Today we celebrate the International Day of Democracy. As the world slowly recovers from the outbreak of the pandemic, we are confronted with the multiple threats posed to democracy in societies across the world. It is time to ensure that the universal democratic values we uphold are defended to rebuild stronger and more resilient societies.
As the world still responds to the effects of the global pandemic, the human rights of many who have a religion or hold humanistic and/or atheistic beliefs are increasingly threatened. On the International Day Commemorating the Victims of Acts of Violence based on Religion or Belief, the EU stands in solidarity with all victims of persecution, wherever they may be.
On the 19th of August, we celebrate those who dedicate their time, effort and skills to others. Humanitarian workers may not be Olympic athletes, but on their working marathons, they often put their lives at stake to protect others. They thrive not to achieve the best time, but the most effective result. They carry the torch of solidarity and altruism. The EU honours all humanitarian workers saving lives and helping the most vulnerable in times of crisis worldwide. Their courage, will and determination is the victory of us all.

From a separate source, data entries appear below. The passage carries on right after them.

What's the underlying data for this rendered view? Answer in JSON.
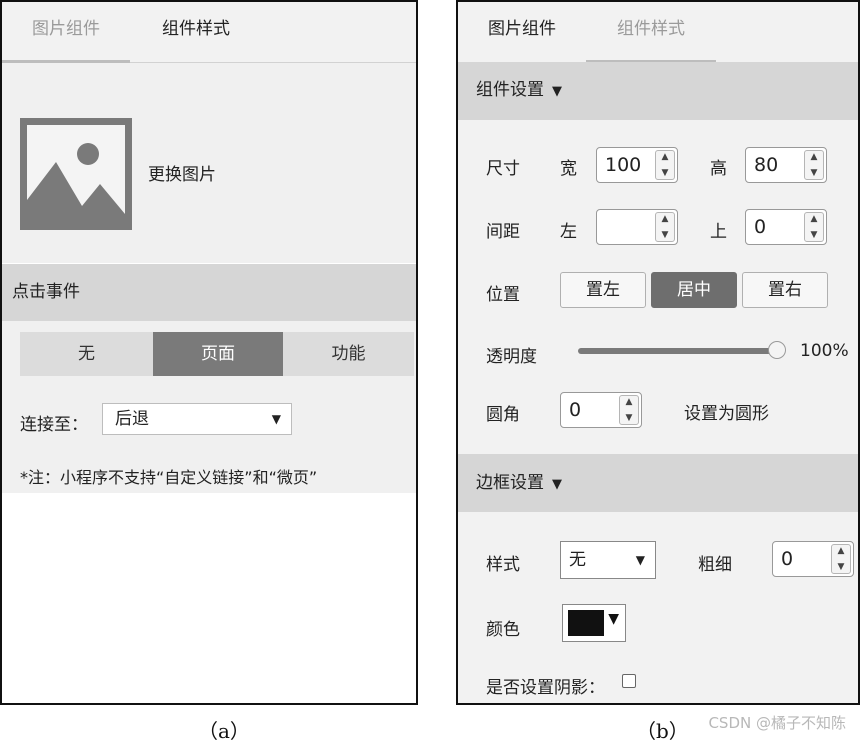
{
  "panel_a": {
    "tabs": [
      "图片组件",
      "组件样式"
    ],
    "active_tab": 0,
    "image_action": "更换图片",
    "click_event": {
      "title": "点击事件",
      "options": [
        "无",
        "页面",
        "功能"
      ],
      "selected": "页面"
    },
    "link": {
      "label": "连接至：",
      "value": "后退"
    },
    "note": "*注：小程序不支持“自定义链接”和“微页”"
  },
  "panel_b": {
    "tabs": [
      "图片组件",
      "组件样式"
    ],
    "active_tab": 0,
    "component_settings": {
      "title": "组件设置",
      "size": {
        "label": "尺寸",
        "width_label": "宽",
        "width": "100",
        "height_label": "高",
        "height": "80"
      },
      "spacing": {
        "label": "间距",
        "left_label": "左",
        "left": "",
        "top_label": "上",
        "top": "0"
      },
      "position": {
        "label": "位置",
        "options": [
          "置左",
          "居中",
          "置右"
        ],
        "selected": "居中"
      },
      "opacity": {
        "label": "透明度",
        "value_text": "100%",
        "value": 100
      },
      "radius": {
        "label": "圆角",
        "value": "0",
        "action": "设置为圆形"
      }
    },
    "border_settings": {
      "title": "边框设置",
      "style": {
        "label": "样式",
        "value": "无"
      },
      "thickness": {
        "label": "粗细",
        "value": "0"
      },
      "color": {
        "label": "颜色",
        "value": "#111111"
      },
      "shadow": {
        "label": "是否设置阴影：",
        "checked": false
      }
    }
  },
  "captions": {
    "a": "（a）",
    "b": "（b）"
  },
  "watermark": "CSDN @橘子不知陈"
}
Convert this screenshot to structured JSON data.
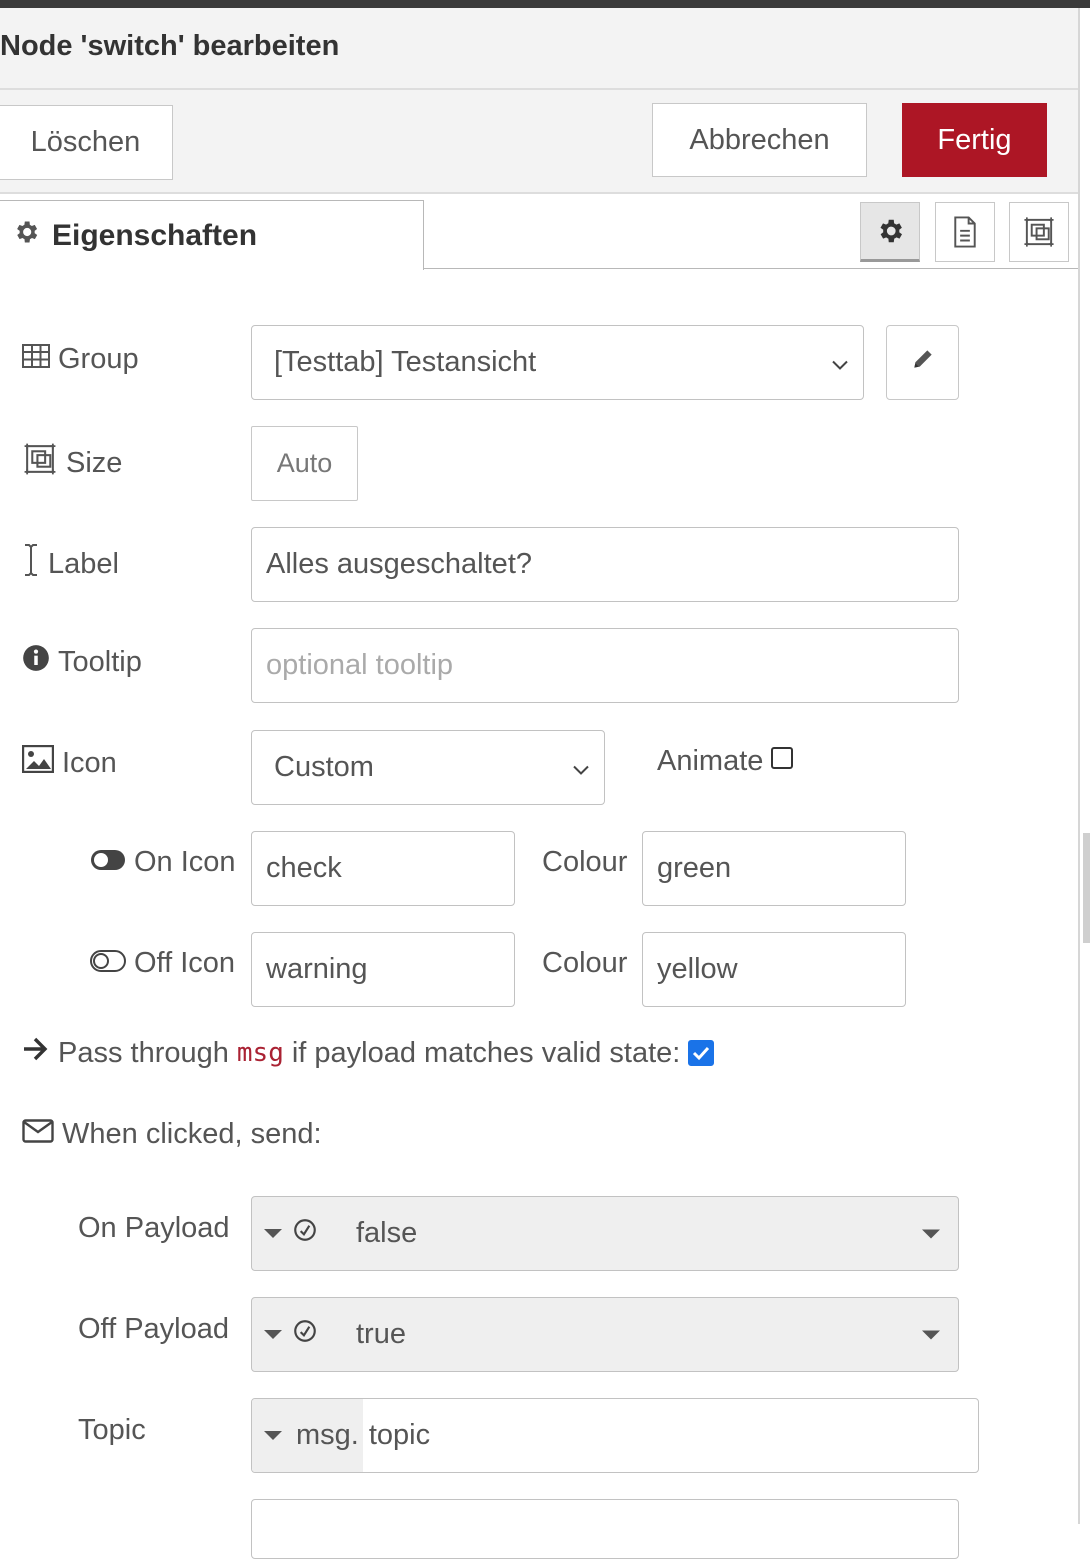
{
  "header": {
    "title": "Node 'switch' bearbeiten"
  },
  "buttons": {
    "delete": "Löschen",
    "cancel": "Abbrechen",
    "done": "Fertig"
  },
  "tabs": {
    "properties": "Eigenschaften",
    "icons": [
      "gear-icon",
      "document-icon",
      "layout-icon"
    ]
  },
  "form": {
    "group": {
      "label": "Group",
      "value": "[Testtab] Testansicht"
    },
    "size": {
      "label": "Size",
      "value": "Auto"
    },
    "label": {
      "label": "Label",
      "value": "Alles ausgeschaltet?"
    },
    "tooltip": {
      "label": "Tooltip",
      "placeholder": "optional tooltip"
    },
    "icon": {
      "label": "Icon",
      "value": "Custom",
      "animate_label": "Animate",
      "animate_checked": false
    },
    "on_icon": {
      "label": "On Icon",
      "value": "check",
      "colour_label": "Colour",
      "colour_value": "green"
    },
    "off_icon": {
      "label": "Off Icon",
      "value": "warning",
      "colour_label": "Colour",
      "colour_value": "yellow"
    },
    "pass_through": {
      "text_before": "Pass through",
      "code": "msg",
      "text_after": "if payload matches valid state:",
      "checked": true
    },
    "when_clicked": {
      "label": "When clicked, send:"
    },
    "on_payload": {
      "label": "On Payload",
      "value": "false"
    },
    "off_payload": {
      "label": "Off Payload",
      "value": "true"
    },
    "topic": {
      "label": "Topic",
      "prefix": "msg.",
      "value": "topic"
    }
  },
  "colors": {
    "primary": "#ad1625",
    "checkbox": "#1a73e8"
  }
}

What started as a symbolic gesture in a few countries, with a few volunteers, has now become a global movement, involving hundreds of people and collecting tons of waste on beaches, rivers and lakes across the world, reaching more than 80 countries in the 2019 edition. On the 18th of August, we officially launch the 2021 edition of the #EUBeachCleanup, together with the UN and with the support of the bluest of friends, the Smurfs. This year’s campaign focuses on the protection of marine life, with physical and digital actions for everyone to join. The campaign will reach its climax around the World Coastal Clean-up Day on 18th September.